Being in the Caribbean during the holidays is something you have to get use to.
Remembering days of snow covered Fir trees and Aspens were blown away by the 15 mile per hour breeze that brought the eight plus degree humid breeze into my makeshift office.
Since moving to the Caribbean the usual business office setting was replaced with a daily panorama of mountains jutting out of an Aqua sea. I made my office the porch in the back of my Caribbean home. The view was spectacular, the weather warm but never hot enough to miss my air-conditioned office in Miami.
Being in the Caribbean during the Holidays is different. There isn’t a snowflake within 2000 miles. But there is a lot of white stuff. Surf that is. Around this time of year, the winds constantly blow from the north. The waves have nothing slowing their growth for thousands of miles. A serge in waves might have started in the north Atlantic and still rolling until they hit the shallow waters of a Caribbean island.

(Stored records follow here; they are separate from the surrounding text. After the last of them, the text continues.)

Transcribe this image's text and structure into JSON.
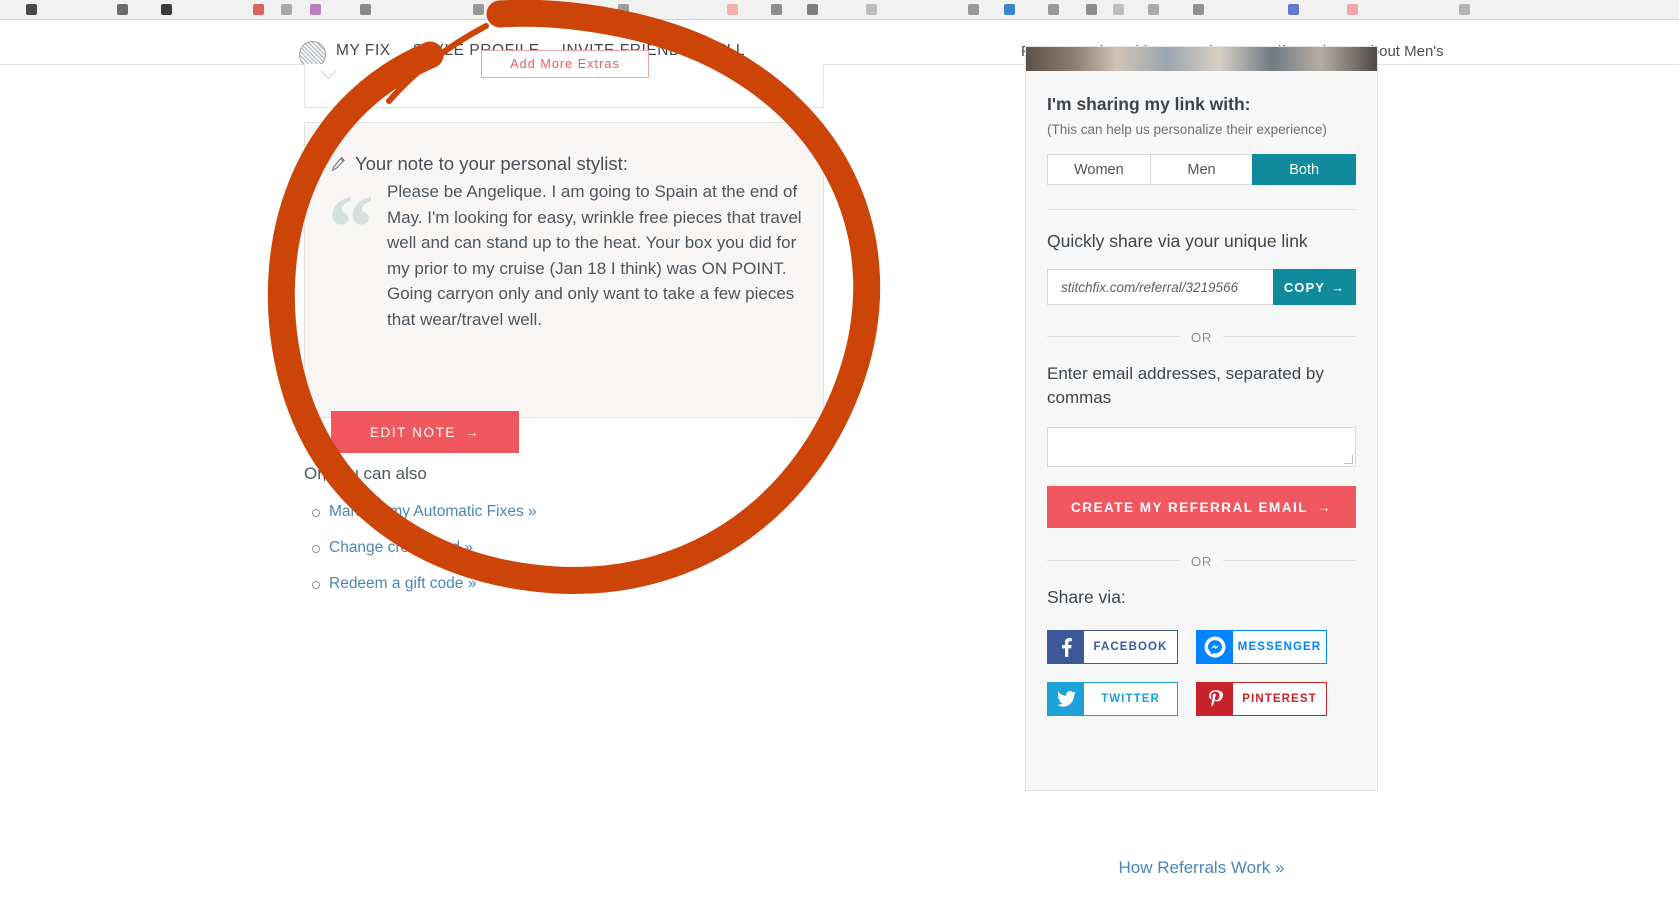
{
  "browser": {
    "tab_strip_visible": true
  },
  "header": {
    "logo_icon": "stitchfix-logo-icon",
    "nav_left": [
      {
        "label": "MY FIX"
      },
      {
        "label": "STYLE PROFILE"
      },
      {
        "label": "INVITE FRIENDS"
      },
      {
        "label": "JILL"
      }
    ],
    "nav_right": [
      {
        "label": "FAQ"
      },
      {
        "label": "Style Guide"
      },
      {
        "label": "Reviews"
      },
      {
        "label": "Gift Cards"
      },
      {
        "label": "About Men's"
      }
    ]
  },
  "main": {
    "top_card": {
      "add_extras_label": "Add More Extras"
    },
    "note_card": {
      "heading": "Your note to your personal stylist:",
      "pencil_icon": "pencil-icon",
      "quote_glyph": "“",
      "body": "Please be Angelique.  I am going to Spain at the end of May. I'm looking for easy, wrinkle free pieces that travel well and can stand up to the heat. Your box you did for my prior to my cruise (Jan 18 I think) was ON POINT. Going carryon only and only want to take a few pieces that wear/travel well.",
      "edit_button_label": "EDIT NOTE",
      "edit_button_arrow": "→",
      "edit_button_color": "#f0575e"
    },
    "also": {
      "title": "Or, you can also",
      "links": [
        {
          "label": "Manage my Automatic Fixes »"
        },
        {
          "label": "Change credit card »"
        },
        {
          "label": "Redeem a gift code  »"
        }
      ]
    }
  },
  "sidebar": {
    "sharing_with": {
      "heading": "I'm sharing my link with:",
      "subtext": "(This can help us personalize their experience)",
      "options": [
        {
          "label": "Women",
          "selected": false
        },
        {
          "label": "Men",
          "selected": false
        },
        {
          "label": "Both",
          "selected": true
        }
      ],
      "selected_color": "#118a9b"
    },
    "quick_share": {
      "heading": "Quickly share via your unique link",
      "link_value": "stitchfix.com/referral/3219566",
      "copy_label": "COPY",
      "copy_arrow": "→"
    },
    "divider_or": "OR",
    "email_section": {
      "label": "Enter email addresses, separated by commas",
      "input_value": "",
      "input_placeholder": "",
      "create_button_label": "CREATE MY REFERRAL EMAIL",
      "create_button_arrow": "→",
      "create_button_color": "#f0575e"
    },
    "share_via": {
      "label": "Share via:",
      "buttons": [
        {
          "label": "FACEBOOK",
          "icon": "facebook-icon",
          "color": "#3b5998"
        },
        {
          "label": "MESSENGER",
          "icon": "messenger-icon",
          "color": "#0084ff"
        },
        {
          "label": "TWITTER",
          "icon": "twitter-icon",
          "color": "#1da1d8"
        },
        {
          "label": "PINTEREST",
          "icon": "pinterest-icon",
          "color": "#c8232c"
        }
      ]
    }
  },
  "footer": {
    "how_referrals_label": "How Referrals Work »"
  },
  "annotation": {
    "type": "hand-drawn-circle",
    "color": "#cc4408"
  }
}
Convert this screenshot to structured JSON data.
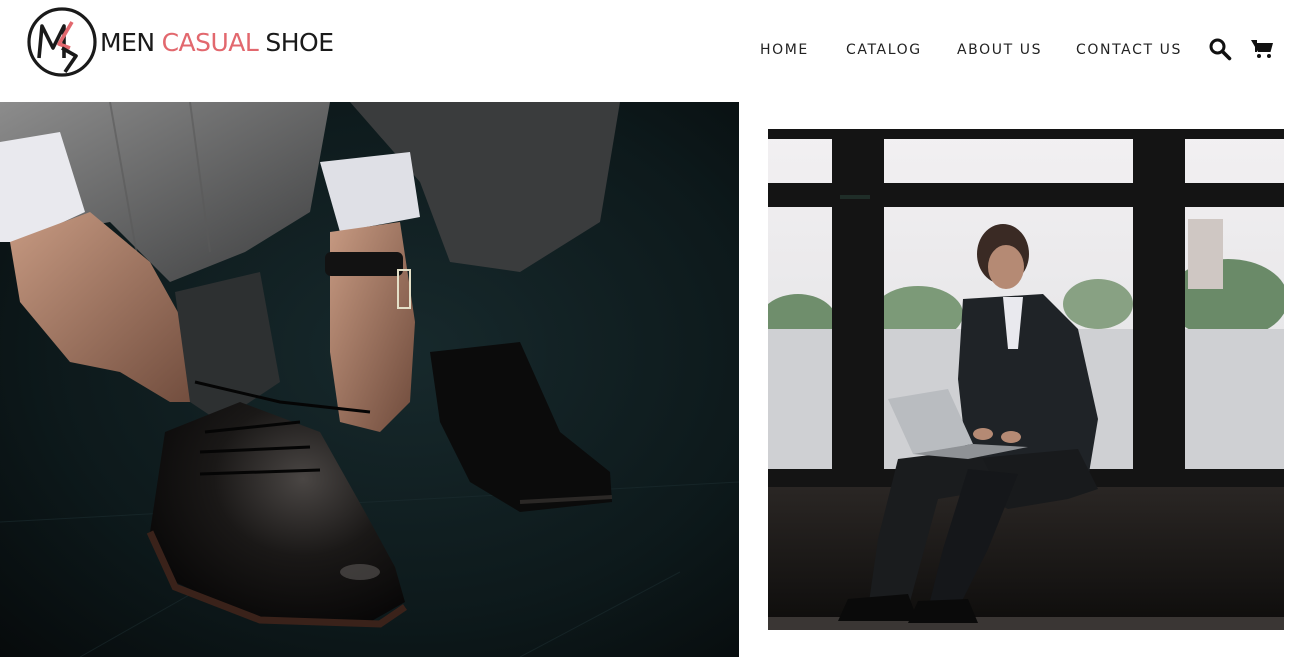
{
  "brand": {
    "logo_word_1": "MEN",
    "logo_word_2": "CASUAL",
    "logo_word_3": "SHOE",
    "accent_color": "#e2686e",
    "text_color": "#1a1a1a"
  },
  "nav": {
    "items": [
      {
        "label": "HOME"
      },
      {
        "label": "CATALOG"
      },
      {
        "label": "ABOUT US"
      },
      {
        "label": "CONTACT US"
      }
    ]
  },
  "header_icons": {
    "search": "search-icon",
    "cart": "cart-icon"
  },
  "hero": {
    "left_image": "man-tying-leather-shoe-photo",
    "right_image": "businessman-with-laptop-by-window-photo"
  }
}
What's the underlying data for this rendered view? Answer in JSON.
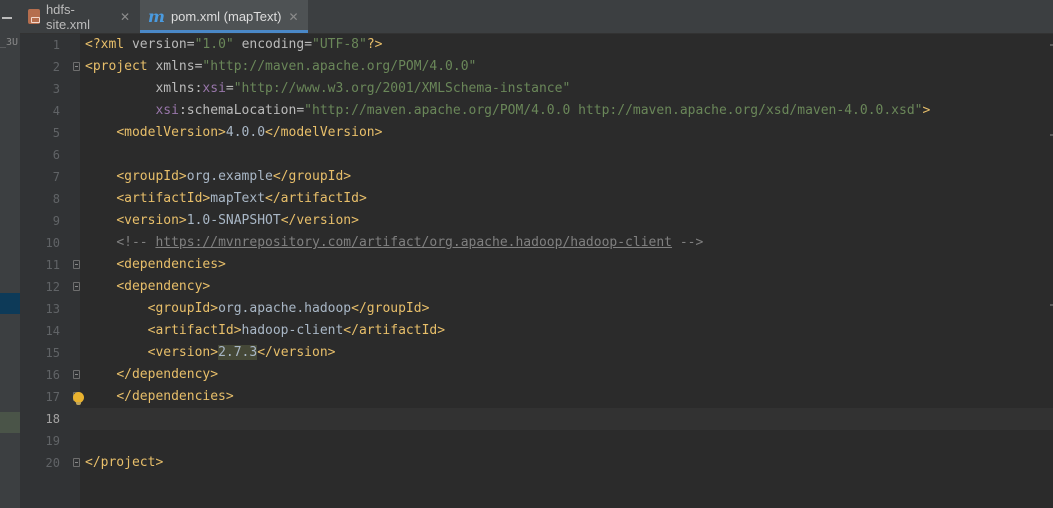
{
  "sidebar": {
    "fragment": "_3U"
  },
  "tabs": [
    {
      "label": "hdfs-site.xml",
      "icon": "xml-file-icon",
      "active": false
    },
    {
      "label": "pom.xml (mapText)",
      "icon": "maven-icon",
      "active": true
    }
  ],
  "editor": {
    "current_line": 18,
    "line_numbers": [
      "1",
      "2",
      "3",
      "4",
      "5",
      "6",
      "7",
      "8",
      "9",
      "10",
      "11",
      "12",
      "13",
      "14",
      "15",
      "16",
      "17",
      "18",
      "19",
      "20"
    ],
    "code": {
      "l1_open": "<?xml",
      "l1_a1": "version",
      "l1_eq1": "=",
      "l1_v1": "\"1.0\"",
      "l1_a2": "encoding",
      "l1_eq2": "=",
      "l1_v2": "\"UTF-8\"",
      "l1_close": "?>",
      "l2_tag": "<project",
      "l2_a": "xmlns",
      "l2_eq": "=",
      "l2_v": "\"http://maven.apache.org/POM/4.0.0\"",
      "l3_a": "xmlns",
      "l3_colon": ":",
      "l3_ns": "xsi",
      "l3_eq": "=",
      "l3_v": "\"http://www.w3.org/2001/XMLSchema-instance\"",
      "l4_ns": "xsi",
      "l4_a": ":schemaLocation",
      "l4_eq": "=",
      "l4_v": "\"http://maven.apache.org/POM/4.0.0 http://maven.apache.org/xsd/maven-4.0.0.xsd\"",
      "l4_close": ">",
      "l5_open": "<modelVersion>",
      "l5_text": "4.0.0",
      "l5_close": "</modelVersion>",
      "l7_open": "<groupId>",
      "l7_text": "org.example",
      "l7_close": "</groupId>",
      "l8_open": "<artifactId>",
      "l8_text": "mapText",
      "l8_close": "</artifactId>",
      "l9_open": "<version>",
      "l9_text": "1.0-SNAPSHOT",
      "l9_close": "</version>",
      "l10_open": "<!--",
      "l10_url": "https://mvnrepository.com/artifact/org.apache.hadoop/hadoop-client",
      "l10_close": "-->",
      "l11": "<dependencies>",
      "l12": "<dependency>",
      "l13_open": "<groupId>",
      "l13_text": "org.apache.hadoop",
      "l13_close": "</groupId>",
      "l14_open": "<artifactId>",
      "l14_text": "hadoop-client",
      "l14_close": "</artifactId>",
      "l15_open": "<version>",
      "l15_text": "2.7.3",
      "l15_close": "</version>",
      "l16": "</dependency>",
      "l17": "</dependencies>",
      "l20": "</project>"
    }
  },
  "colors": {
    "background": "#2b2b2b",
    "tag": "#e8bf6a",
    "attribute_value": "#6a8759",
    "namespace": "#9876aa",
    "comment": "#808080",
    "accent": "#4a88c7"
  }
}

Kite surfing at this time of year is exciting. Just look a little off-shore and you will see on any Sunday morning the skies filled with wild-eyed boys. These kite boarders participate in many inter-island racing events, traveling in between different islands. The winds are constantly blowing strong out of the north. At this time of the year, surfing is so good they that have an inter-island competition where surfers travel between the different islands to competing with each other for very little in prizes except for the prize of being the best.
Strolling down streets filled with generous amounts of decor is as common as seeing a slow flake. Streets here are mostly barren without the usual look of USA Main Streets. The people here are full of spirit, but there isn’t any giant Xmas displays in their front yards. Electricity is too expensive for elabroate display of lights and animated figures. Walking the streets face you don’t recognize wish you “Happy Holidays” and expect the same back. It is uncommon not to be said hello to when you are here on the island. It is insulting to “Islanders” if you don’t say hello. A strange difference to someone coming from a busy metropolitan city where nobody knows one another.